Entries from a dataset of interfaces
+===+
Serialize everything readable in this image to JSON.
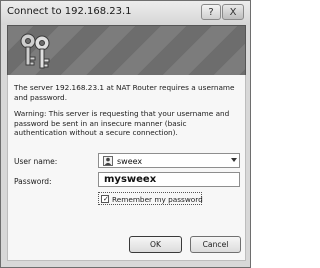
{
  "window": {
    "title": "Connect to 192.168.23.1",
    "help_button": "?",
    "close_button": "X"
  },
  "message": {
    "line1": "The server 192.168.23.1 at NAT Router requires a username and password.",
    "warning": "Warning: This server is requesting that your username and password be sent in an insecure manner (basic authentication without a secure connection)."
  },
  "form": {
    "username_label": "User name:",
    "username_value": "sweex",
    "password_label": "Password:",
    "password_value": "mysweex",
    "remember_label": "Remember my password",
    "remember_checked": true
  },
  "buttons": {
    "ok": "OK",
    "cancel": "Cancel"
  },
  "icons": {
    "banner": "keys-icon",
    "user": "user-icon",
    "dropdown": "chevron-down-icon",
    "check": "check-icon"
  }
}
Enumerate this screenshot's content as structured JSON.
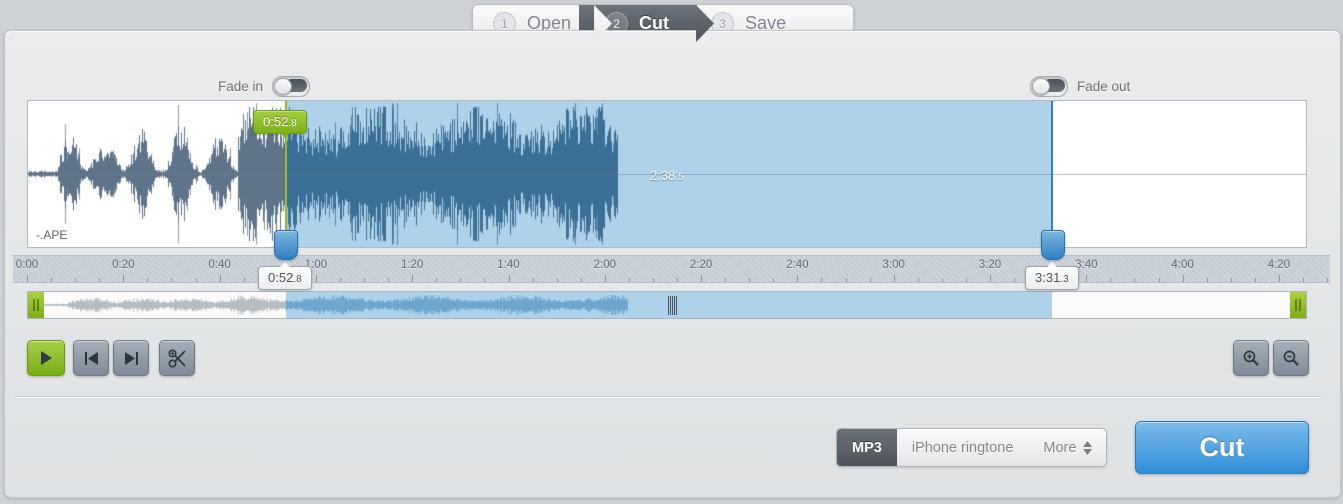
{
  "steps": [
    {
      "num": "1",
      "label": "Open"
    },
    {
      "num": "2",
      "label": "Cut"
    },
    {
      "num": "3",
      "label": "Save"
    }
  ],
  "fade": {
    "in_label": "Fade in",
    "out_label": "Fade out",
    "in_on": false,
    "out_on": false
  },
  "waveform": {
    "file_label": "-.APE",
    "start_badge_main": "0:52",
    "start_badge_dec": ".8",
    "duration_main": "2:38",
    "duration_dec": ".5",
    "selection_start": "0:52.8",
    "selection_end": "3:31.3"
  },
  "handles": {
    "start_main": "0:52",
    "start_dec": ".8",
    "end_main": "3:31",
    "end_dec": ".3"
  },
  "ruler": {
    "ticks": [
      "0:00",
      "0:20",
      "0:40",
      "1:00",
      "1:20",
      "1:40",
      "2:00",
      "2:20",
      "2:40",
      "3:00",
      "3:20",
      "3:40",
      "4:00",
      "4:20"
    ]
  },
  "transport": {
    "play": "play-icon",
    "prev": "skip-start-icon",
    "next": "skip-end-icon",
    "scissors": "scissors-icon"
  },
  "zoom_controls": {
    "zoom_in": "zoom-in-icon",
    "zoom_out": "zoom-out-icon"
  },
  "format": {
    "options": [
      "MP3",
      "iPhone ringtone",
      "More"
    ],
    "selected": "MP3"
  },
  "action": {
    "cut_label": "Cut"
  },
  "colors": {
    "accent_green": "#93c01f",
    "accent_blue": "#2f8ed8",
    "selection_fill": "#aed2ea",
    "waveform_dark": "#3b6f96"
  }
}
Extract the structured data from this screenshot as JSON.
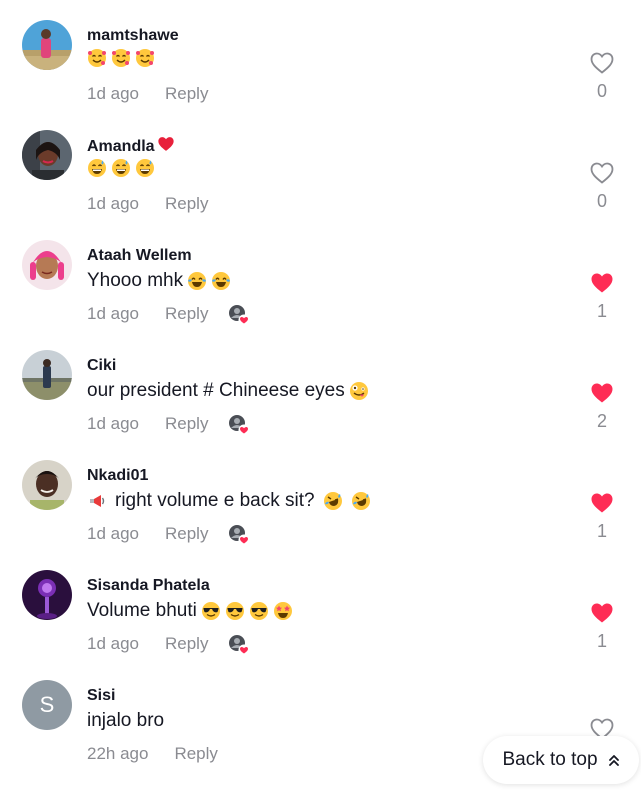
{
  "colors": {
    "liked": "#fe2c55",
    "muted": "#8a8b91",
    "text": "#161823"
  },
  "comments": [
    {
      "username": "mamtshawe",
      "text": "",
      "emojis": [
        "smiling-face-with-hearts-emoji",
        "smiling-face-with-hearts-emoji",
        "smiling-face-with-hearts-emoji"
      ],
      "time": "1d ago",
      "reply": "Reply",
      "likes": "0",
      "liked": false,
      "creator_liked": false
    },
    {
      "username": "Amandla",
      "username_badge": "red-heart-icon",
      "text": "",
      "emojis": [
        "grinning-sweat-emoji",
        "grinning-sweat-emoji",
        "grinning-sweat-emoji"
      ],
      "time": "1d ago",
      "reply": "Reply",
      "likes": "0",
      "liked": false,
      "creator_liked": false
    },
    {
      "username": "Ataah Wellem",
      "text": "Yhooo mhk",
      "emojis": [
        "tears-of-joy-emoji",
        "tears-of-joy-emoji"
      ],
      "time": "1d ago",
      "reply": "Reply",
      "likes": "1",
      "liked": true,
      "creator_liked": true
    },
    {
      "username": "Ciki",
      "text": "our president # Chineese eyes",
      "emojis": [
        "zany-face-emoji"
      ],
      "time": "1d ago",
      "reply": "Reply",
      "likes": "2",
      "liked": true,
      "creator_liked": true
    },
    {
      "username": "Nkadi01",
      "text": "right volume e back sit?",
      "lead_emoji": "loudspeaker-emoji",
      "emojis": [
        "rolling-laughing-emoji",
        "rolling-laughing-emoji"
      ],
      "time": "1d ago",
      "reply": "Reply",
      "likes": "1",
      "liked": true,
      "creator_liked": true
    },
    {
      "username": "Sisanda Phatela",
      "text": "Volume bhuti",
      "emojis": [
        "sunglasses-emoji",
        "sunglasses-emoji",
        "sunglasses-emoji",
        "star-struck-emoji"
      ],
      "time": "1d ago",
      "reply": "Reply",
      "likes": "1",
      "liked": true,
      "creator_liked": true
    },
    {
      "username": "Sisi",
      "avatar_letter": "S",
      "text": "injalo bro",
      "emojis": [],
      "time": "22h ago",
      "reply": "Reply",
      "likes": "",
      "liked": false,
      "creator_liked": false
    }
  ],
  "back_to_top": {
    "label": "Back to top"
  }
}
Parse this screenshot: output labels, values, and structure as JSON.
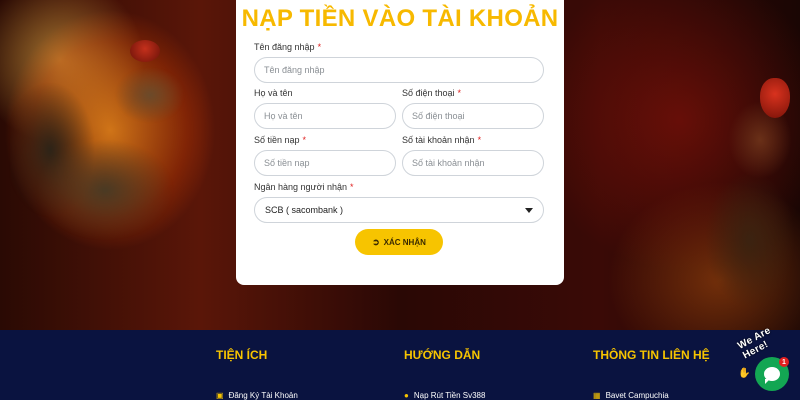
{
  "form": {
    "title": "NẠP TIỀN VÀO TÀI KHOẢN",
    "fields": {
      "username": {
        "label": "Tên đăng nhập",
        "placeholder": "Tên đăng nhập",
        "required_mark": "*"
      },
      "fullname": {
        "label": "Họ và tên",
        "placeholder": "Họ và tên"
      },
      "phone": {
        "label": "Số điện thoại",
        "placeholder": "Số điện thoại",
        "required_mark": "*"
      },
      "amount": {
        "label": "Số tiền nạp",
        "placeholder": "Số tiền nạp",
        "required_mark": "*"
      },
      "receiver_account": {
        "label": "Số tài khoản nhận",
        "placeholder": "Số tài khoản nhận",
        "required_mark": "*"
      },
      "receiver_bank": {
        "label": "Ngân hàng người nhận",
        "value": "SCB ( sacombank )",
        "required_mark": "*"
      }
    },
    "submit_label": "XÁC NHẬN",
    "submit_icon": "sign-in-icon"
  },
  "footer": {
    "columns": [
      {
        "heading": "TIỆN ÍCH",
        "item": "Đăng Ký Tài Khoản",
        "icon": "square-icon"
      },
      {
        "heading": "HƯỚNG DẪN",
        "item": "Nạp Rút Tiền Sv388",
        "icon": "coins-icon"
      },
      {
        "heading": "THÔNG TIN LIÊN HỆ",
        "item": "Bavet Campuchia",
        "icon": "map-icon"
      }
    ]
  },
  "chat": {
    "label": "We Are Here!",
    "badge_count": "1",
    "color": "#13a653"
  },
  "colors": {
    "accent": "#f7c400",
    "title": "#f7b900",
    "footer_bg": "#0a1340",
    "required": "#e02020"
  }
}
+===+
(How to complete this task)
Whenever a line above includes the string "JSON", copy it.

(Answer section)
Serialize everything readable in this image to JSON.
Enumerate this screenshot's content as structured JSON.
Extract the structured data from this screenshot as JSON.
Parse this screenshot: output labels, values, and structure as JSON.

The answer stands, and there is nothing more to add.